I am a pediatric blood & marrow transplant physician. I have read the article abstract, but I don't subscribe to Science Translational Medicine, so I won't be able to read the article until my hospital library orders & acquires the article. These comments are based only on the abstract.
The Slashdot summary is misleading about what is novel in research. Unrelated donor bone marrow transplants (or hematopoietic stem cell transplants (HSCT), which are a superset) have been done routinely since the 1990's.
Allogeneic (meaning the stem cell source is another person, rather than the patient himself/herself) HSCT patients take immunosupressive medications to try to prevent (or to treat) graft versus host disease (GVHD). If the patient does not develop GVHD, they are usually weaned off the immunosuppressive medications by 6 months after transplant. Patients who do develop GVHD can require years (sometimes 5-10 years) of immunosuppression. In contrast, patients who receive common solid organ transplants (heart, liver, kidney) are usually on immunosuppressive medications for life, although the immunosuppression is typically stronger for the first few months after transplant. The article reports on patients who received simultaneous kidney and HSC transplants from the same donor. Some of these patients could be weaned off of immunosuppression. Although this type of simultaneous transplant is not common, it has been reported before, as well as the finding that patients could come off immunosuppression.
What is novel is the ability to perform unrelated donor transplants using donors who were not good HLA matches (the matching system that is used for HSCT) and not have the recipients develop GVHD. This was accomplished by manipulating the stem cell product after it had been collected from the donor, but before it was infused into the recipient. The majority of HSCT done today are done with unmanipulated stem cell products (I'm not counting processing that often needs to be done when the donor and recipient don't have the same red cell type - which is controlled by a different genetic system than HLA). However, some forms of stem cell product manipulation (T-cell negative selection and CD34+ cell positive selection) have been around for a few decades. They can be successfully used to decrease the risk of GVHD, but at the price of increasing the risk of graft rejection, relapse (for leukemias) and infection. In the end, almost all studies of those methods show that the overall survival or disease-free survival is unchanged.

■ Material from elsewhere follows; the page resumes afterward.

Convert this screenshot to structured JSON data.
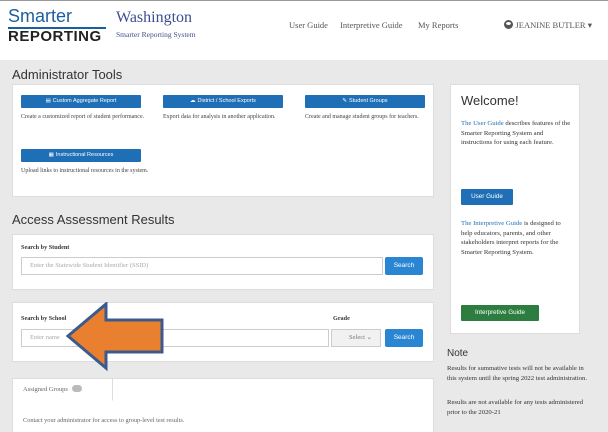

This article describes a more sophisticated form of stem cell manipulation, in which the graft is enriched in hematopoietic stem cells and tolerogenic graft facilitating cells. There have been past reports of other sophisticated stem cell manipulations giving good results in a study, but these techniques require elaborate facilities to perform, and often when they have been replicated by groups other than the original group, the patient outcomes have not been as good as those in the original report.
So my bottom line is that this result is exciting, but needs at minimum validation in a multicenter study before it starts to look like a game changer.
To address some of the other comments:
1) The concern about graft-versus-leukemia effects is a valid one and it will need to be studied. However, that is not an issue when doing a transplant for a non-malignant disease, so it would be a definite win for those patients. For leukemias, the GVL effect is strongest in CML, then AML, and weakest in ALL (kids don't get CLL, so I don't know much about that disease). Ultimately it would take clinical trials to determine if the benefit from less GVHD outweighs increased relapse risk (if any) from decreased GVL.
2) The article uses reduced-intensity radiation / chemotherapy, which isn't exactly a picnic, but it is less toxic than standard-dose (10-14 Gy) total body irradiation and 120 mg/kg cyclophosphamide (or 4 day busulfan and 120-200 mg/kg cyclophosphamide).